Describing himself as a "proud Welshman", Mr Jones said: "Like most Welsh people, I have a huge ambition to see the quality of life in Wales flourish and prosper.
"As secretary of state, I will be making it my business to ensure that the efforts of the Wales Office are concentrated to that end."
Administrations in London and Cardiff must make every effort to work together, he said.
"I therefore intend to offer to the Welsh government my department's fullest cooperation in working to improve the lives of people in Wales," he added.
"In return, I would hope and expect that the first minister and his Cabinet will work closely with us to achieve that aim."
His first phone call was to the Conservative leader in the Welsh assembly, Andrew RT Davies, then to First Minister Carwyn Jones.
Mr Davies thanked Mrs Gillan and cited a UK government pledge to upgrade railways in south Wales and the passage of last year's referendum to give the assembly direct law-making powers as her successes.
Mr Davies said: "I now look forward to continuing a close relationship with David Jones, who I know will do an excellent job in the role of secretary of state for Wales."
Mr Jones is the 16th secretary of state and the first to have been an AM, having sat in the assembly from 2002 to 2003.
A solicitor and Liverpool FC fan, he was elected as the MP for Clwyd West in 2005 and increased his majority at the last election.
Labour First Minister Mr Jones welcomed the new Welsh secretary and urged him to honour the prime minister's "respect agenda" between London and Cardiff.
The first minister said: "We are in the serious business of delivering for the people of Wales during these extremely difficult economic times.
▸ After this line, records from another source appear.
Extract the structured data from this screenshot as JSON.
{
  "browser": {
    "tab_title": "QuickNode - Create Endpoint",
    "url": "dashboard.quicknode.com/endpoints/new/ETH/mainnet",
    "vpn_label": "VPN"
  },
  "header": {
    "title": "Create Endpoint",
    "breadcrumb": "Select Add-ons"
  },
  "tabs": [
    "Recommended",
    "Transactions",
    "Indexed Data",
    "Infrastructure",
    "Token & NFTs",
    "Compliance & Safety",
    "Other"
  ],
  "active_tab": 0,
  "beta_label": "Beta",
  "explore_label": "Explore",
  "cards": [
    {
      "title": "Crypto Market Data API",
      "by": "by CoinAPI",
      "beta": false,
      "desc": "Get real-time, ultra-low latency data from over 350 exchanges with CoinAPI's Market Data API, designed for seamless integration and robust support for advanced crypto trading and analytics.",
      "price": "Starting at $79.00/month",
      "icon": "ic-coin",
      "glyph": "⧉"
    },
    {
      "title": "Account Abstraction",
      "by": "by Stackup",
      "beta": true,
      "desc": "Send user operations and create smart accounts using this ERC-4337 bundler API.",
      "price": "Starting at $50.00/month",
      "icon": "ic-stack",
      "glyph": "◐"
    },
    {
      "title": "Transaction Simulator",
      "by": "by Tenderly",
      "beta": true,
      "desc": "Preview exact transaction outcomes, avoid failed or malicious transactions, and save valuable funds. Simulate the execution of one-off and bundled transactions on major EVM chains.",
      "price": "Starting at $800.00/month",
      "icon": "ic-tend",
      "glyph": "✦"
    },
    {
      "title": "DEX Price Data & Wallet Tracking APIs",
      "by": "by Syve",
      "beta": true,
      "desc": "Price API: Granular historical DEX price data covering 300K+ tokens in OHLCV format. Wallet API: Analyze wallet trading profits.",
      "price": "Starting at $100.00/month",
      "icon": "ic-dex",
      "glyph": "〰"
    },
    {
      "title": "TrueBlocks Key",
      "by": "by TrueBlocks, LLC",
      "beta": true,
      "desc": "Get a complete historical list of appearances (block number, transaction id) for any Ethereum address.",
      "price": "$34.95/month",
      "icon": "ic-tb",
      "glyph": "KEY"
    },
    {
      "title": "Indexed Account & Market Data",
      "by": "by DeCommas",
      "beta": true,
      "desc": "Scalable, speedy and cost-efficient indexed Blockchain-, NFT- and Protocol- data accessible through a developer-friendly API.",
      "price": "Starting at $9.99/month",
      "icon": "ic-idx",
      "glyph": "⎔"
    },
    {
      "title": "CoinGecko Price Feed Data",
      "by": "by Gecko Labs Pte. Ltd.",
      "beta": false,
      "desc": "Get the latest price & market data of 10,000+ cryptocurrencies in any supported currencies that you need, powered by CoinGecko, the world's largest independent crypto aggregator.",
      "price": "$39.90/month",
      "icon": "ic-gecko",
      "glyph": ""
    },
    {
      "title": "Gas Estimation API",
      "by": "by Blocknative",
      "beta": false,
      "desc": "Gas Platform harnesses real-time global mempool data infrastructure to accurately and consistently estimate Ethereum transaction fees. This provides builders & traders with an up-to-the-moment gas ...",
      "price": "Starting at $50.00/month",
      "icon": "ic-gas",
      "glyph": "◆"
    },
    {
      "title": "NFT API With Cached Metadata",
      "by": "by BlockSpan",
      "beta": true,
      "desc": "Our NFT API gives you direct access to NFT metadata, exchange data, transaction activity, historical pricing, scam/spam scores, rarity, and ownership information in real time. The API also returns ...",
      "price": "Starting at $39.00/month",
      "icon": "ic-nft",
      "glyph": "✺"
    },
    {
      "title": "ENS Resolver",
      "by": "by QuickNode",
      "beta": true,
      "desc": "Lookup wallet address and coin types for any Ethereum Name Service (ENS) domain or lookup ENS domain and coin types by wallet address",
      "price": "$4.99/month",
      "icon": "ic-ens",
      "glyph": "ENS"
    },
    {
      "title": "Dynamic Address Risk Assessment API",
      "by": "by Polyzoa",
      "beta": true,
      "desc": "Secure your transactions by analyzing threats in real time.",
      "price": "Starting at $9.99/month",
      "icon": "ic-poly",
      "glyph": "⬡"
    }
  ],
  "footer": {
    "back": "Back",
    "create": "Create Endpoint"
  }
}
Nothing should deflect either government from this important task.
"To enable this to happen, we need a Wales Office and a secretary of state that shares our aspiration and is prepared to 'bang the drum' for Wales around the Cabinet table. We hope that this will happen."
Opponents in Westminster said the Welsh secretary's first act should be to drop a Wales Office white paper into changing the way the AMs are represented.
Labour says the matter should be decided by the assembly, not parliament.
Shadow Welsh secretary Owen Smith said: "Even more important, however, will be for David Jones to show leadership on the issues that affect people's everyday lives in Wales: jobs, living standards and public investment."
Plaid Cymru leader Leanne Wood said: "I remain to be convinced that there will be any change in Wales' influence at the cabinet table."
Welsh Liberal Democrat leader Kirsty Williams said: "The test for him now is to make sure that Wales is properly represented around the cabinet table."